I just ran across Ars Technica’s response to the ruling, and Nate Anderson points out the differences in the two dissenting votes on this case here. Breyer raises similar questions as I do above, but Clarence Thomas in one of his few written statements from the court demonstrates his knowledge of Originalism as if times, interpretation, and parenting never change.
Sony’s CEO Howard Stringer is reported to have made an amazing overstatement today regarding the massive security breach of the Playstation Network: “We are up and running, and we are safer than ever” (via Sony Chief Howard Stringer Likens Hackers To Mujahideen). Perhaps by “ever” he means “before, we were running a wide-open version of Apache with nary a security update or firewall in sight, but now, we have implemented some semblance of protection for our customers’ online data.” Find out more about how easy it was for the “hackers” to break through or merely hop over Sony’s less-than-watertight defenses here.
As I mentioned back in February 2011 here, the Smithsonian American Art Museum held an online vote for video games to be included in their upcoming exhibit, “The Art of Video Games.” Now, they have announced the winning video games to be included as well as a number of titles that will be playable at the exhibit, too. The games to be shown at the exhibit are (you should also read the linked PDF below for more description and screenshots of the included games):
The following games topped the public vote and will be featured in The Art of Video Games in 2012. A PDF with more information is available here.
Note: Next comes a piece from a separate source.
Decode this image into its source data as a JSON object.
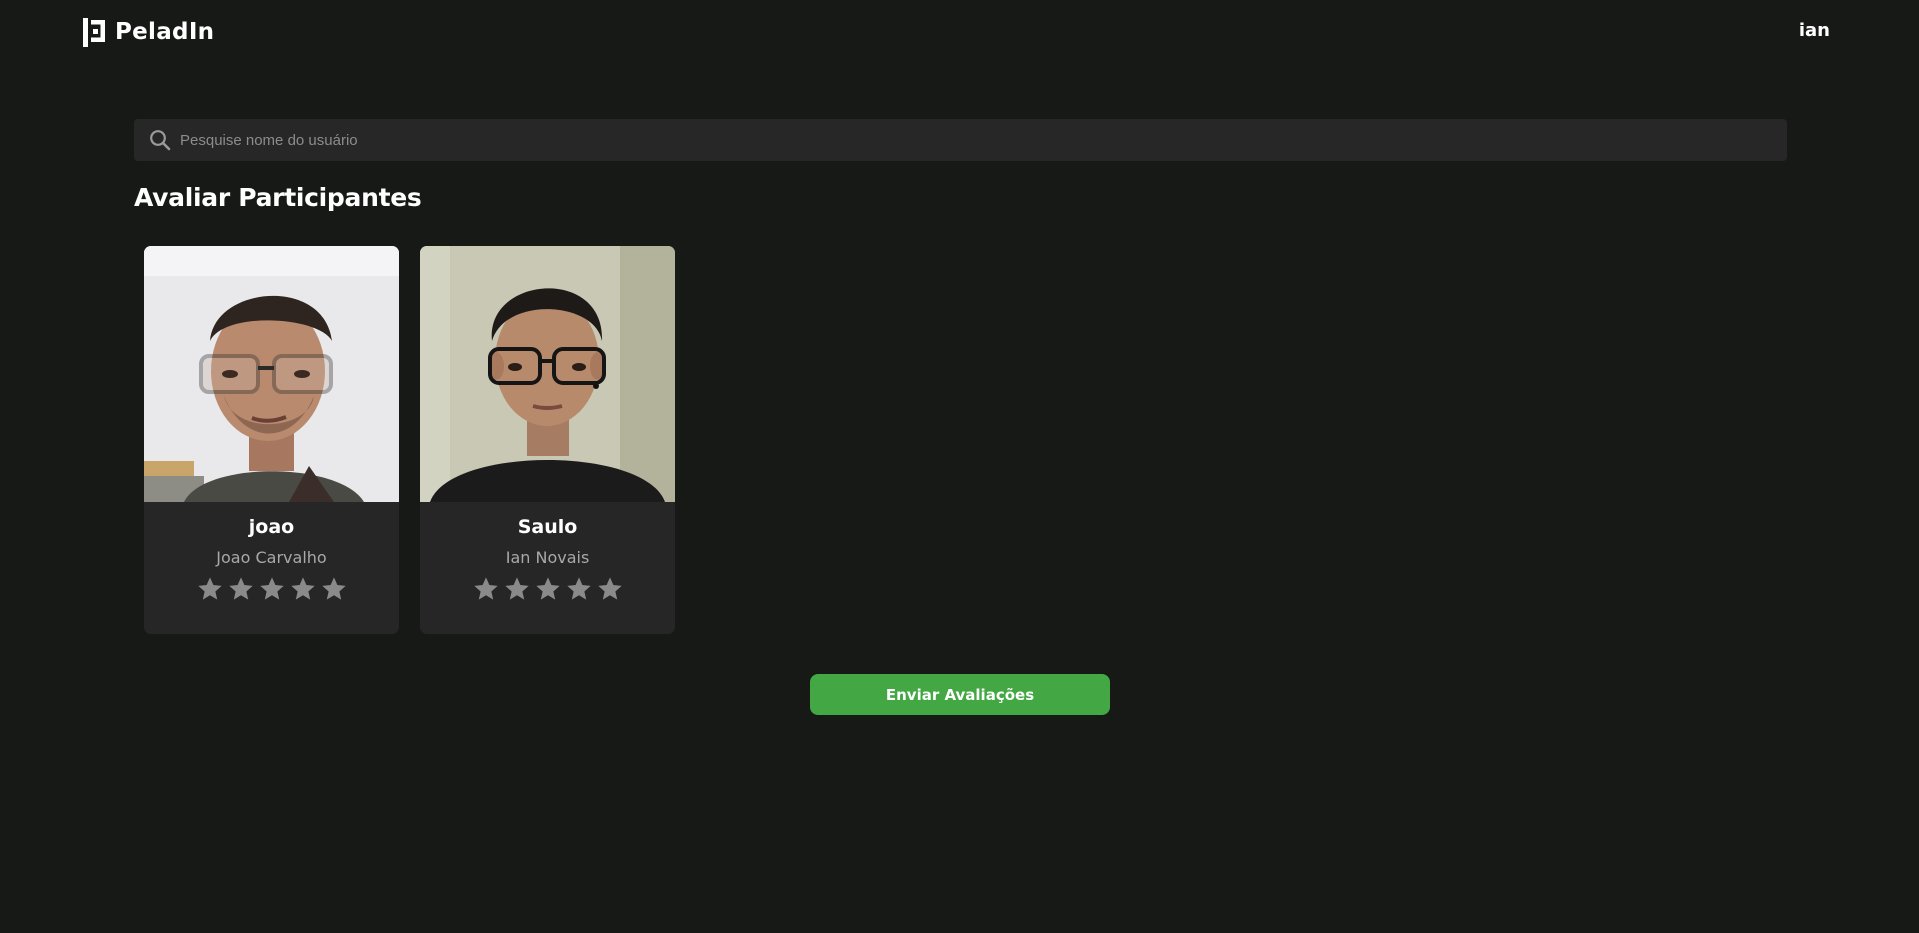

In addition to the 80 games below, five playable games will be included in the exhibition: Pac-Man, Super Mario Brothers, The Secret of Monkey Island, Myst, and World of Warcraft.
1943: The Battle of Midway
Advanced Dungeons and Dragons
Attack of the Mutant Camels
Dune II: Battle for Arrakis
Final Fantasy Tactics
Final Fantasy VII
Geometry Wars: Retro Evolved 2
Lord of the Rings: Battle for Middle Earth II
Metal Gear Solid
Metal Gear Solid 2: Sons of Liberty
Metroid Prime 2: Echos
Panzer Dragoon II: Zwei
Panzer Dragoon Orta
Panzer Dragoon Saga
Phantasy Star IV
Pitfall II: Lost Caverns
Shadow of Colossus
Sid Meier’s Pirates!
Spy vs Spy
Star Fox™: Assault
Star Trek: Strategic Operations Simulator
Super Mario 64
Super Mario Brothers 3
Super Mario Galaxy 2
Super Mario World
The Bard’s Tale III: Thief of Fate
The Legend of Zelda
The Legend of Zelda: Link to the Past
The Legend of Zelda: Ocarina of Time
The Legend of Zelda: The Wind Walker
The Legend of Zelda: Twilight Princess
Tom Clancy’s Splinter Cell
Uncharted 2: Among Thieves
Zack & Wiki: Quest for Barbaros’ Treasure
I am very happy to see many of my favorite all-time games on the list including Super Mario Brothers 3, Star Fox, and Final Fantasy VII. Also, the curators’ decision to include playable games is absolutely important for uninitiated game players to see and experience the art of video games. The Art of Video Games exhibit will run from March 16, 2012 – September 30, 2012 in the 3rd floor North, American Art Museum in Washington, DC. I can’t wait to be there next year!
Mark Millan has a good piece on CNN.com title “Some game developers unhappy with Apple, Nintendo” that tackles the race to the bottom on the Apple App Store (too inclusive?) and the barriers that Nintendo has put in place to develop for their console and portable platforms (too exclusive?).